• [Entries provided]
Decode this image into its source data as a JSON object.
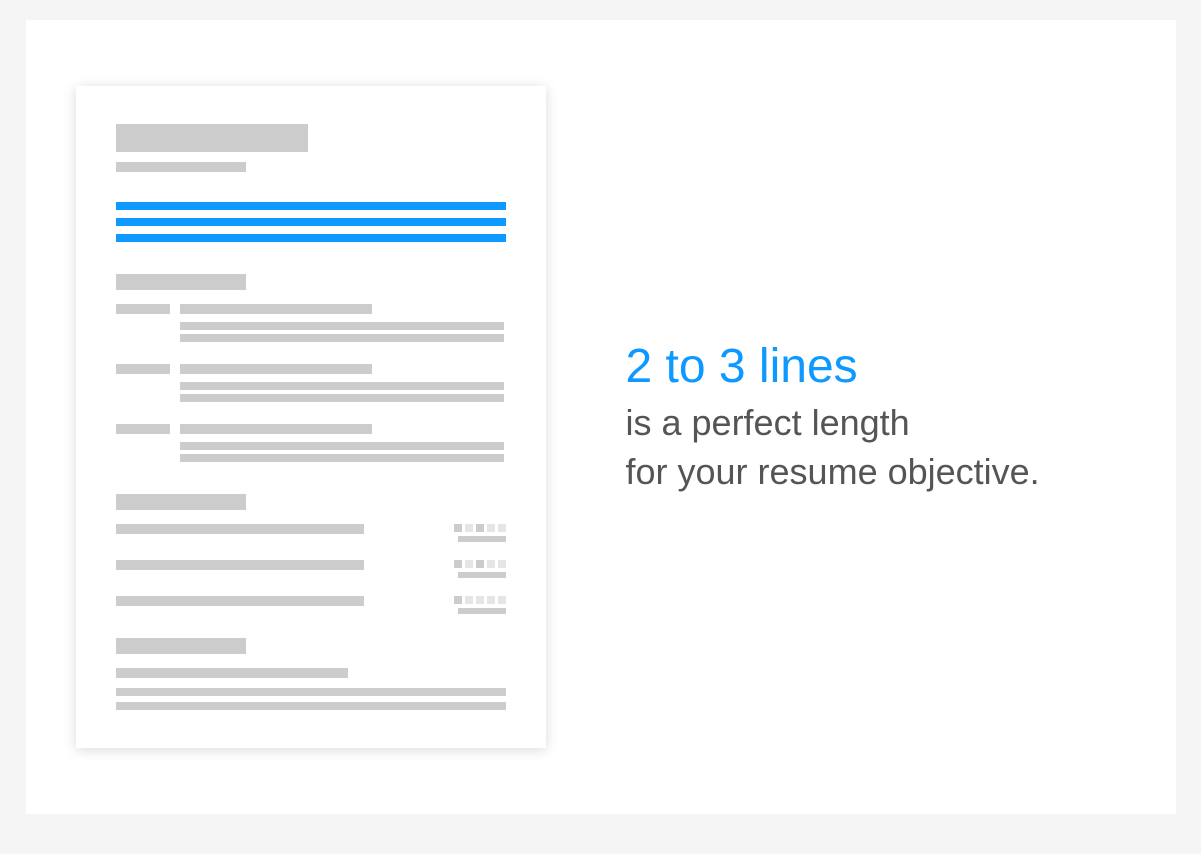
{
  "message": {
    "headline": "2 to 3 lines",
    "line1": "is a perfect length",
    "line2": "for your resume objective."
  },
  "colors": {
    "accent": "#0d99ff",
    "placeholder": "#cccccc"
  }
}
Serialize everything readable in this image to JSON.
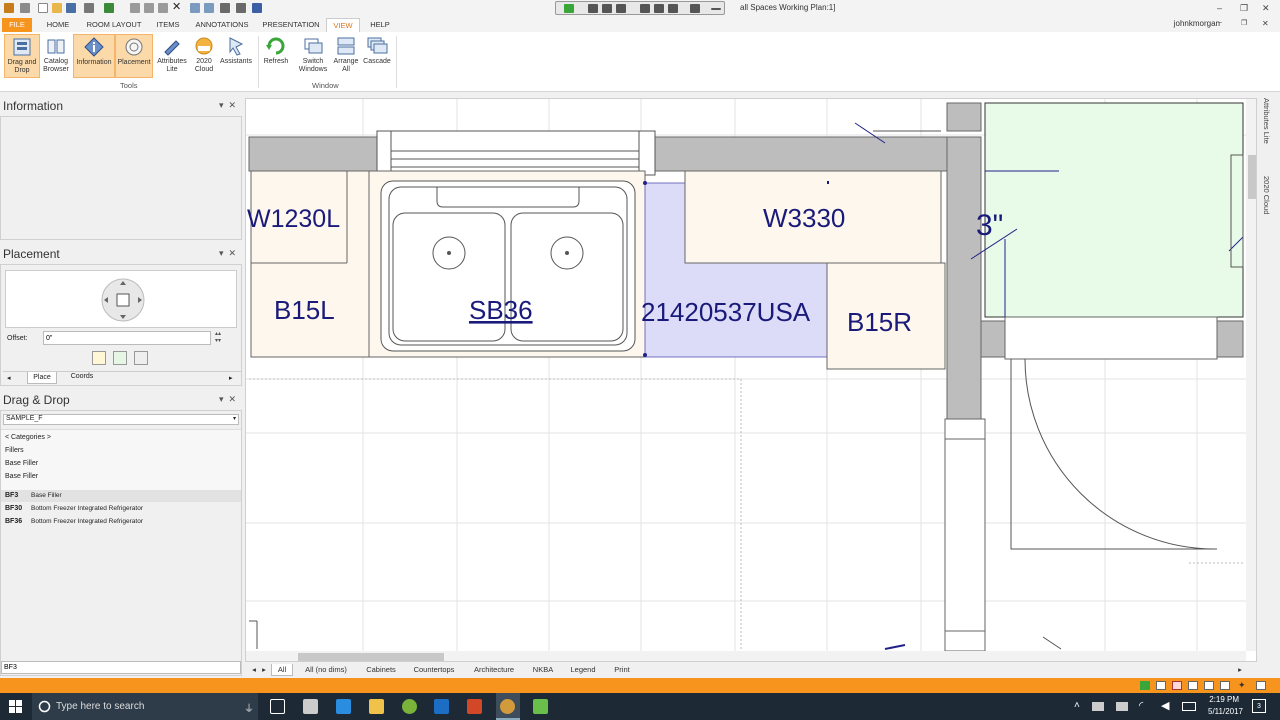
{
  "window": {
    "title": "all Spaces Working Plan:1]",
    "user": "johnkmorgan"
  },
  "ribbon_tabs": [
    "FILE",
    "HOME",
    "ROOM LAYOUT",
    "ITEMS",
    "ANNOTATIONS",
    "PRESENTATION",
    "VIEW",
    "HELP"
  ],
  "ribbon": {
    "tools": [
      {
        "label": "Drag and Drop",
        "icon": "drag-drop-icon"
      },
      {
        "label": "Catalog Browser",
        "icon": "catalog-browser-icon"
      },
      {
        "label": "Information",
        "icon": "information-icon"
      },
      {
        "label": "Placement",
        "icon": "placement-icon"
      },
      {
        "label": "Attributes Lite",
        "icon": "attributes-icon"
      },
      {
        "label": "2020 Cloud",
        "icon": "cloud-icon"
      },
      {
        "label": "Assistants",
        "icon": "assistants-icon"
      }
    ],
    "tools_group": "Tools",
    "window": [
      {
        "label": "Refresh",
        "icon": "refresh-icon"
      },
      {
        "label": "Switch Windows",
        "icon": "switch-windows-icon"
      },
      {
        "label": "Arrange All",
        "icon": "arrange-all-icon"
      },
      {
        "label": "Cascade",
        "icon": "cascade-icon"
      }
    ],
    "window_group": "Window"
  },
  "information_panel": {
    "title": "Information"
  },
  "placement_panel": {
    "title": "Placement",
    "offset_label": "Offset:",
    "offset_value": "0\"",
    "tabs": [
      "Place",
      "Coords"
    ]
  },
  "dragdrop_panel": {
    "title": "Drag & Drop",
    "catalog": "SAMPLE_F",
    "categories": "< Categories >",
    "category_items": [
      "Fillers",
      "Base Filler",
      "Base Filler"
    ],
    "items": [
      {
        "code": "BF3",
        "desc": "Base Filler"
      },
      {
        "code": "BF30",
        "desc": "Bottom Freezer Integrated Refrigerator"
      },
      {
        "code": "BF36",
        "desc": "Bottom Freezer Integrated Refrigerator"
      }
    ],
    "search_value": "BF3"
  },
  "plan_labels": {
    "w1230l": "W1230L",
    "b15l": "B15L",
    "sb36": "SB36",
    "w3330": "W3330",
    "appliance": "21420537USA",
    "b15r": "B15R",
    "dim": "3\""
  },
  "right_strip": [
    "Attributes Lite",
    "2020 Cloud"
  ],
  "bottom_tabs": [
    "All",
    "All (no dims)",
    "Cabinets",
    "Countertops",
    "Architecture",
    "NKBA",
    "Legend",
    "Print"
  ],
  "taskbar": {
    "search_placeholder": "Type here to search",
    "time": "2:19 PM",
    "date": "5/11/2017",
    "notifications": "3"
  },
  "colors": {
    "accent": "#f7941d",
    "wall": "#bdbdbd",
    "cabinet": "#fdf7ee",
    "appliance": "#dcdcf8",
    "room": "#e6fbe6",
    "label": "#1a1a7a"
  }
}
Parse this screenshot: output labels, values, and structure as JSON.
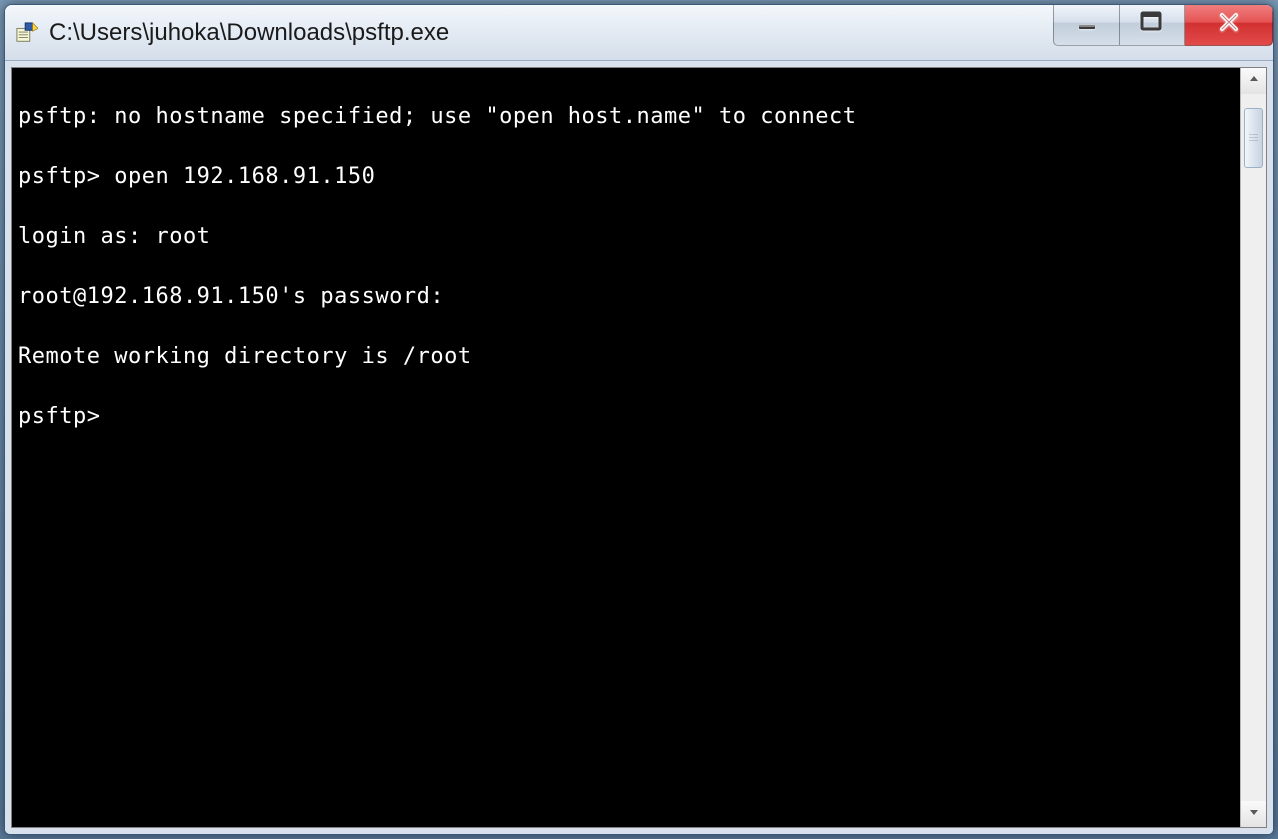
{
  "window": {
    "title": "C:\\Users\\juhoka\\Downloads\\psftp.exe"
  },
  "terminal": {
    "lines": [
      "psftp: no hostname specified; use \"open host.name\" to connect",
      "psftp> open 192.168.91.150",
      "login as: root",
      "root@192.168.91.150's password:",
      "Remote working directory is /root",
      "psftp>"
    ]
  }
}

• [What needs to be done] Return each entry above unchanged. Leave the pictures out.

• [Reply]
Decode this image into its source data as a JSON object.
{
  "message": {
    "headline": "2 to 3 lines",
    "line1": "is a perfect length",
    "line2": "for your resume objective."
  },
  "colors": {
    "accent": "#0d99ff",
    "placeholder": "#cccccc"
  }
}
Serialize everything readable in this image to JSON.
{
  "window": {
    "title": "all Spaces Working Plan:1]",
    "user": "johnkmorgan"
  },
  "ribbon_tabs": [
    "FILE",
    "HOME",
    "ROOM LAYOUT",
    "ITEMS",
    "ANNOTATIONS",
    "PRESENTATION",
    "VIEW",
    "HELP"
  ],
  "ribbon": {
    "tools": [
      {
        "label": "Drag and Drop",
        "icon": "drag-drop-icon"
      },
      {
        "label": "Catalog Browser",
        "icon": "catalog-browser-icon"
      },
      {
        "label": "Information",
        "icon": "information-icon"
      },
      {
        "label": "Placement",
        "icon": "placement-icon"
      },
      {
        "label": "Attributes Lite",
        "icon": "attributes-icon"
      },
      {
        "label": "2020 Cloud",
        "icon": "cloud-icon"
      },
      {
        "label": "Assistants",
        "icon": "assistants-icon"
      }
    ],
    "tools_group": "Tools",
    "window": [
      {
        "label": "Refresh",
        "icon": "refresh-icon"
      },
      {
        "label": "Switch Windows",
        "icon": "switch-windows-icon"
      },
      {
        "label": "Arrange All",
        "icon": "arrange-all-icon"
      },
      {
        "label": "Cascade",
        "icon": "cascade-icon"
      }
    ],
    "window_group": "Window"
  },
  "information_panel": {
    "title": "Information"
  },
  "placement_panel": {
    "title": "Placement",
    "offset_label": "Offset:",
    "offset_value": "0\"",
    "tabs": [
      "Place",
      "Coords"
    ]
  },
  "dragdrop_panel": {
    "title": "Drag & Drop",
    "catalog": "SAMPLE_F",
    "categories": "< Categories >",
    "category_items": [
      "Fillers",
      "Base Filler",
      "Base Filler"
    ],
    "items": [
      {
        "code": "BF3",
        "desc": "Base Filler"
      },
      {
        "code": "BF30",
        "desc": "Bottom Freezer Integrated Refrigerator"
      },
      {
        "code": "BF36",
        "desc": "Bottom Freezer Integrated Refrigerator"
      }
    ],
    "search_value": "BF3"
  },
  "plan_labels": {
    "w1230l": "W1230L",
    "b15l": "B15L",
    "sb36": "SB36",
    "w3330": "W3330",
    "appliance": "21420537USA",
    "b15r": "B15R",
    "dim": "3\""
  },
  "right_strip": [
    "Attributes Lite",
    "2020 Cloud"
  ],
  "bottom_tabs": [
    "All",
    "All (no dims)",
    "Cabinets",
    "Countertops",
    "Architecture",
    "NKBA",
    "Legend",
    "Print"
  ],
  "taskbar": {
    "search_placeholder": "Type here to search",
    "time": "2:19 PM",
    "date": "5/11/2017",
    "notifications": "3"
  },
  "colors": {
    "accent": "#f7941d",
    "wall": "#bdbdbd",
    "cabinet": "#fdf7ee",
    "appliance": "#dcdcf8",
    "room": "#e6fbe6",
    "label": "#1a1a7a"
  }
}
Parse this screenshot: output labels, values, and structure as JSON.
{
  "window": {
    "title": "C:\\Users\\juhoka\\Downloads\\psftp.exe"
  },
  "terminal": {
    "lines": [
      "psftp: no hostname specified; use \"open host.name\" to connect",
      "psftp> open 192.168.91.150",
      "login as: root",
      "root@192.168.91.150's password:",
      "Remote working directory is /root",
      "psftp>"
    ]
  }
}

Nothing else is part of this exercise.